(Input material begins)

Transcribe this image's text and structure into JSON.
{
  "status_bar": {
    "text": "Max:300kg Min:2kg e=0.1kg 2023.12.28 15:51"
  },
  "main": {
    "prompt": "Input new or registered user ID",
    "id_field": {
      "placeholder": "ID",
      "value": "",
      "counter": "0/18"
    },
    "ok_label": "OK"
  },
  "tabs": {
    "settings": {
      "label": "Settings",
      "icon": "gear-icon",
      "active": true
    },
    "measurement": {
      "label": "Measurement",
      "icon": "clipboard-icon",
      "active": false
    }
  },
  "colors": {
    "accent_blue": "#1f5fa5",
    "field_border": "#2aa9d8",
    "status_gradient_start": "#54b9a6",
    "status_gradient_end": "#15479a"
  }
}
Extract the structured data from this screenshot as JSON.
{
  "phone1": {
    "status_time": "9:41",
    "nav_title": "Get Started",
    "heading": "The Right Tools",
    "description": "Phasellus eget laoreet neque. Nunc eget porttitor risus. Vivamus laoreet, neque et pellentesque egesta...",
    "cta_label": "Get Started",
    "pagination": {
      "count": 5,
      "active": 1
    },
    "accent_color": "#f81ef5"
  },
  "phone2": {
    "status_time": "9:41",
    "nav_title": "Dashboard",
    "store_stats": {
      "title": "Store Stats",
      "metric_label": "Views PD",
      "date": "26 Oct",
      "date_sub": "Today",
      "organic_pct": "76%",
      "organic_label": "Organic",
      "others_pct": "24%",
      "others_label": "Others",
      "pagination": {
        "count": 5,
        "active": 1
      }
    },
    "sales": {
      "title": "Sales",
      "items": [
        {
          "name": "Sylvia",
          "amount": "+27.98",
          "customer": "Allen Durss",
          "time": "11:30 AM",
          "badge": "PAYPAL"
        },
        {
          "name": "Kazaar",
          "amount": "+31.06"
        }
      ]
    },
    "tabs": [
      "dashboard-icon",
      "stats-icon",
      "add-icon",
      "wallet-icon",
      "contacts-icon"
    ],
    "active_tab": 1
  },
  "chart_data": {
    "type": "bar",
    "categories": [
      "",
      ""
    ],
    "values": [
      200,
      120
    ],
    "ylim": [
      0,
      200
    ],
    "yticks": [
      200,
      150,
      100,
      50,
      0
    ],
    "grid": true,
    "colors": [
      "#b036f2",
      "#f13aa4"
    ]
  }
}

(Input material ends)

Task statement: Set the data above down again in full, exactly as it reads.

Exercise solution:
Transcribe this image's text and structure into JSON.
{
  "status_bar": {
    "text": "Max:300kg Min:2kg e=0.1kg 2023.12.28 15:51"
  },
  "main": {
    "prompt": "Input new or registered user ID",
    "id_field": {
      "placeholder": "ID",
      "value": "",
      "counter": "0/18"
    },
    "ok_label": "OK"
  },
  "tabs": {
    "settings": {
      "label": "Settings",
      "icon": "gear-icon",
      "active": true
    },
    "measurement": {
      "label": "Measurement",
      "icon": "clipboard-icon",
      "active": false
    }
  },
  "colors": {
    "accent_blue": "#1f5fa5",
    "field_border": "#2aa9d8",
    "status_gradient_start": "#54b9a6",
    "status_gradient_end": "#15479a"
  }
}
Extract the structured data from this screenshot as JSON.
{
  "phone1": {
    "status_time": "9:41",
    "nav_title": "Get Started",
    "heading": "The Right Tools",
    "description": "Phasellus eget laoreet neque. Nunc eget porttitor risus. Vivamus laoreet, neque et pellentesque egesta...",
    "cta_label": "Get Started",
    "pagination": {
      "count": 5,
      "active": 1
    },
    "accent_color": "#f81ef5"
  },
  "phone2": {
    "status_time": "9:41",
    "nav_title": "Dashboard",
    "store_stats": {
      "title": "Store Stats",
      "metric_label": "Views PD",
      "date": "26 Oct",
      "date_sub": "Today",
      "organic_pct": "76%",
      "organic_label": "Organic",
      "others_pct": "24%",
      "others_label": "Others",
      "pagination": {
        "count": 5,
        "active": 1
      }
    },
    "sales": {
      "title": "Sales",
      "items": [
        {
          "name": "Sylvia",
          "amount": "+27.98",
          "customer": "Allen Durss",
          "time": "11:30 AM",
          "badge": "PAYPAL"
        },
        {
          "name": "Kazaar",
          "amount": "+31.06"
        }
      ]
    },
    "tabs": [
      "dashboard-icon",
      "stats-icon",
      "add-icon",
      "wallet-icon",
      "contacts-icon"
    ],
    "active_tab": 1
  },
  "chart_data": {
    "type": "bar",
    "categories": [
      "",
      ""
    ],
    "values": [
      200,
      120
    ],
    "ylim": [
      0,
      200
    ],
    "yticks": [
      200,
      150,
      100,
      50,
      0
    ],
    "grid": true,
    "colors": [
      "#b036f2",
      "#f13aa4"
    ]
  }
}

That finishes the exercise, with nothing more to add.